■ Instructions for the task
Write out each record again exactly as it stands.

■ Data for this exercise
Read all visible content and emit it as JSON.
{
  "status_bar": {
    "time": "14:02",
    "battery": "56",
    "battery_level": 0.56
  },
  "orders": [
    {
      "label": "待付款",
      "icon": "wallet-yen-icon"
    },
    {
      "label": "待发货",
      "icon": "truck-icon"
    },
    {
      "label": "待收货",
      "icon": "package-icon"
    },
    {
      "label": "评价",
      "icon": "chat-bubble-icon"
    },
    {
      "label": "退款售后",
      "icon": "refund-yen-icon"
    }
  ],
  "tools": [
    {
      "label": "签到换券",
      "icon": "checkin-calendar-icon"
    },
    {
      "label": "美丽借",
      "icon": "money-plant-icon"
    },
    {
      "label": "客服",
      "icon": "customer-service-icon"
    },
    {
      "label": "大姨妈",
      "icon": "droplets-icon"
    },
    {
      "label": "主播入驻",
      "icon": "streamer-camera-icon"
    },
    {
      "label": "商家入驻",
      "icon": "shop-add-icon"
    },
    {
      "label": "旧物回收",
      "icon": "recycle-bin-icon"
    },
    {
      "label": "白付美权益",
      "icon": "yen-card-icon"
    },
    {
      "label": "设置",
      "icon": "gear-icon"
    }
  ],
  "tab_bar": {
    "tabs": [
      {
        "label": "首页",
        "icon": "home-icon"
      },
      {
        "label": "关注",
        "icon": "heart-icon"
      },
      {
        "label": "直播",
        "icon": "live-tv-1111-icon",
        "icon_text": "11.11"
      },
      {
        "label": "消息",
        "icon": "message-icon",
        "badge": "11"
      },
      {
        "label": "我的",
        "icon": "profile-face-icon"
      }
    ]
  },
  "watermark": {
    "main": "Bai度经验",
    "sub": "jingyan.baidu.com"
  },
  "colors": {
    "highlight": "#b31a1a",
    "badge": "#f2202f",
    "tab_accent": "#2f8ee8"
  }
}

■ Answer
Read all visible content and emit it as JSON.
{
  "status_bar": {
    "time": "14:02",
    "battery": "56",
    "battery_level": 0.56
  },
  "orders": [
    {
      "label": "待付款",
      "icon": "wallet-yen-icon"
    },
    {
      "label": "待发货",
      "icon": "truck-icon"
    },
    {
      "label": "待收货",
      "icon": "package-icon"
    },
    {
      "label": "评价",
      "icon": "chat-bubble-icon"
    },
    {
      "label": "退款售后",
      "icon": "refund-yen-icon"
    }
  ],
  "tools": [
    {
      "label": "签到换券",
      "icon": "checkin-calendar-icon"
    },
    {
      "label": "美丽借",
      "icon": "money-plant-icon"
    },
    {
      "label": "客服",
      "icon": "customer-service-icon"
    },
    {
      "label": "大姨妈",
      "icon": "droplets-icon"
    },
    {
      "label": "主播入驻",
      "icon": "streamer-camera-icon"
    },
    {
      "label": "商家入驻",
      "icon": "shop-add-icon"
    },
    {
      "label": "旧物回收",
      "icon": "recycle-bin-icon"
    },
    {
      "label": "白付美权益",
      "icon": "yen-card-icon"
    },
    {
      "label": "设置",
      "icon": "gear-icon"
    }
  ],
  "tab_bar": {
    "tabs": [
      {
        "label": "首页",
        "icon": "home-icon"
      },
      {
        "label": "关注",
        "icon": "heart-icon"
      },
      {
        "label": "直播",
        "icon": "live-tv-1111-icon",
        "icon_text": "11.11"
      },
      {
        "label": "消息",
        "icon": "message-icon",
        "badge": "11"
      },
      {
        "label": "我的",
        "icon": "profile-face-icon"
      }
    ]
  },
  "watermark": {
    "main": "Bai度经验",
    "sub": "jingyan.baidu.com"
  },
  "colors": {
    "highlight": "#b31a1a",
    "badge": "#f2202f",
    "tab_accent": "#2f8ee8"
  }
}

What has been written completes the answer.